━━━ Extracted records ━━━
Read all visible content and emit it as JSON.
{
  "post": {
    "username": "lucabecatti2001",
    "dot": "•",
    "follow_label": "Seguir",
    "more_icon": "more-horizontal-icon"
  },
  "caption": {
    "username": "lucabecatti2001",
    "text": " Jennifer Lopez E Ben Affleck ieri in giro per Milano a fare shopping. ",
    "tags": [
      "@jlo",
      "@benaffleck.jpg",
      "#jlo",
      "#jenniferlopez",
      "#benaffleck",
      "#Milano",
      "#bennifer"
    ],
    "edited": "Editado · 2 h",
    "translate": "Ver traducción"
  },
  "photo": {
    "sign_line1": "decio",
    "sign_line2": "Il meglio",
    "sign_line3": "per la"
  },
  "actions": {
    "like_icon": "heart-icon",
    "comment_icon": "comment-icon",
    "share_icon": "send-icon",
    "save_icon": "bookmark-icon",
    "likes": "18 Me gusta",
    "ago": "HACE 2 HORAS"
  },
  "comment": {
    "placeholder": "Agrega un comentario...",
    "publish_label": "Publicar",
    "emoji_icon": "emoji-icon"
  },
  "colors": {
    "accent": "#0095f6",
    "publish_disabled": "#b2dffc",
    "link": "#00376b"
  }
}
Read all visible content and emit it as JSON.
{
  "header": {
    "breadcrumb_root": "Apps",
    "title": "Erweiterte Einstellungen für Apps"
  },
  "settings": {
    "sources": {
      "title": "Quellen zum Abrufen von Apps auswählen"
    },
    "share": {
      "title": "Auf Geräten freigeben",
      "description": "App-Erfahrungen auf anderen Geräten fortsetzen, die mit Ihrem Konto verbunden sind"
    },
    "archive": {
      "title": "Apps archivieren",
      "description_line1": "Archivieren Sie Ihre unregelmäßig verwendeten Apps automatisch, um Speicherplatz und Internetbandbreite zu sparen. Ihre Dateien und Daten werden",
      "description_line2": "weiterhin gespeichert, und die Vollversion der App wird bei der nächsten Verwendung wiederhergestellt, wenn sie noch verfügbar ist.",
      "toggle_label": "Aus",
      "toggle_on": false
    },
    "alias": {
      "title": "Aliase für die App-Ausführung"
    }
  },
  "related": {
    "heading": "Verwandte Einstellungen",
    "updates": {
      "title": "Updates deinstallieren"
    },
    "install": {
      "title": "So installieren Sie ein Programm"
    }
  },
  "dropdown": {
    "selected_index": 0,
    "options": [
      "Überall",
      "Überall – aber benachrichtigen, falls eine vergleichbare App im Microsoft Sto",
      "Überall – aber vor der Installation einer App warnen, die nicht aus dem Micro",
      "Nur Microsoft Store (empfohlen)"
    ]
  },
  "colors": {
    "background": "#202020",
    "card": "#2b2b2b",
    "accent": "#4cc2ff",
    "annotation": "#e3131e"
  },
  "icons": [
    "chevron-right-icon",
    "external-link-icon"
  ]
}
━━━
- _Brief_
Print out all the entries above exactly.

- _Solution for this task_
Read all visible content and emit it as JSON.
{
  "post": {
    "username": "lucabecatti2001",
    "dot": "•",
    "follow_label": "Seguir",
    "more_icon": "more-horizontal-icon"
  },
  "caption": {
    "username": "lucabecatti2001",
    "text": " Jennifer Lopez E Ben Affleck ieri in giro per Milano a fare shopping. ",
    "tags": [
      "@jlo",
      "@benaffleck.jpg",
      "#jlo",
      "#jenniferlopez",
      "#benaffleck",
      "#Milano",
      "#bennifer"
    ],
    "edited": "Editado · 2 h",
    "translate": "Ver traducción"
  },
  "photo": {
    "sign_line1": "decio",
    "sign_line2": "Il meglio",
    "sign_line3": "per la"
  },
  "actions": {
    "like_icon": "heart-icon",
    "comment_icon": "comment-icon",
    "share_icon": "send-icon",
    "save_icon": "bookmark-icon",
    "likes": "18 Me gusta",
    "ago": "HACE 2 HORAS"
  },
  "comment": {
    "placeholder": "Agrega un comentario...",
    "publish_label": "Publicar",
    "emoji_icon": "emoji-icon"
  },
  "colors": {
    "accent": "#0095f6",
    "publish_disabled": "#b2dffc",
    "link": "#00376b"
  }
}
Read all visible content and emit it as JSON.
{
  "header": {
    "breadcrumb_root": "Apps",
    "title": "Erweiterte Einstellungen für Apps"
  },
  "settings": {
    "sources": {
      "title": "Quellen zum Abrufen von Apps auswählen"
    },
    "share": {
      "title": "Auf Geräten freigeben",
      "description": "App-Erfahrungen auf anderen Geräten fortsetzen, die mit Ihrem Konto verbunden sind"
    },
    "archive": {
      "title": "Apps archivieren",
      "description_line1": "Archivieren Sie Ihre unregelmäßig verwendeten Apps automatisch, um Speicherplatz und Internetbandbreite zu sparen. Ihre Dateien und Daten werden",
      "description_line2": "weiterhin gespeichert, und die Vollversion der App wird bei der nächsten Verwendung wiederhergestellt, wenn sie noch verfügbar ist.",
      "toggle_label": "Aus",
      "toggle_on": false
    },
    "alias": {
      "title": "Aliase für die App-Ausführung"
    }
  },
  "related": {
    "heading": "Verwandte Einstellungen",
    "updates": {
      "title": "Updates deinstallieren"
    },
    "install": {
      "title": "So installieren Sie ein Programm"
    }
  },
  "dropdown": {
    "selected_index": 0,
    "options": [
      "Überall",
      "Überall – aber benachrichtigen, falls eine vergleichbare App im Microsoft Sto",
      "Überall – aber vor der Installation einer App warnen, die nicht aus dem Micro",
      "Nur Microsoft Store (empfohlen)"
    ]
  },
  "colors": {
    "background": "#202020",
    "card": "#2b2b2b",
    "accent": "#4cc2ff",
    "annotation": "#e3131e"
  },
  "icons": [
    "chevron-right-icon",
    "external-link-icon"
  ]
}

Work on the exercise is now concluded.